The app will walk its users through the different types of solar eclipses and how they happen, including the difference between the annular eclipses that only partially block the Sun to the total eclipses that fully cover it, like the upcoming one will.
For an even closer look, the app also curates images from NASA's Solar Dynamics Observatory, a satellite with multiple sensors trained on our star. Before, during and after the eclipse, users of the app will be able to see views of the sun from space to complement their views from the ground, Jump said, and to see the dynamic surface of the Sun change. And the app has a section explaining the various satellites used by the Harvard Smithsonian Center for Astrophysics to observe the Sun today and in the past and future.
Devoted eclipse chasers have been planning their trips to the narrow band of the continental United States where the Moon will totally block light from the sun for years, with some even taking special chartered flights that will follow the eclipse cross-country. But for the millions of Americans who are unable or unwilling to travel to see the total eclipse in person, the Smithsonian Solar Eclipse app will show a livestream from NASA of the views of the eclipse across America.
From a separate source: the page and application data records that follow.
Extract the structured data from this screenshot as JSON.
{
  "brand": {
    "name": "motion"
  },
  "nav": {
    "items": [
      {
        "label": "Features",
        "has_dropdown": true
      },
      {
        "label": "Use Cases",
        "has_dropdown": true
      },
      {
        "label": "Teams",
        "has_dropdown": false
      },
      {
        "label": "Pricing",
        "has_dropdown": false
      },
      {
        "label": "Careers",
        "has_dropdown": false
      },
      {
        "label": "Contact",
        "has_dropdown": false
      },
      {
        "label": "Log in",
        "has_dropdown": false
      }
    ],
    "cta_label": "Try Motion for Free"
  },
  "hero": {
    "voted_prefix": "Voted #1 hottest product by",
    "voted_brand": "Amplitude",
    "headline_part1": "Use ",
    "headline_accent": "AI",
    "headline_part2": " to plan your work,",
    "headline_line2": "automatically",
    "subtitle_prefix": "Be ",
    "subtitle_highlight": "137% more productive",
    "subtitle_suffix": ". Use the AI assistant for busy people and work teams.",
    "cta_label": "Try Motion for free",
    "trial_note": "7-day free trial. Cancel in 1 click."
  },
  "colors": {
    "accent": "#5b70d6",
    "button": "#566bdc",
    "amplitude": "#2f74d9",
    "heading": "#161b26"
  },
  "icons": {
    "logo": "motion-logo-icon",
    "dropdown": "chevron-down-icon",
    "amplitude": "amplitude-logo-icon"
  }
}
Even those not living in or traveling to the 70-mile-wide strip of totality will still see at least a partial solar eclipse next month, and the Smithsonian Solar Eclipse app will help people calculate how much of the sun will be blocked from their location and even show a simulation of what their view will look like.
And since viewing a solar eclipse without the proper equipment can be dangerous, the app also provides a guide to viewing one safely. For example, viewers can use pinhole cameras cut out of paper or made with their hands to project the image of the eclipse onto the ground to look at without eye protection.
If the app is well received, Jump says it's likely that this won't be the last educational space app from the Harvard-Smithsonian Center for Astrophysics.
"We really hope that people engage and get excited about it," Jump said.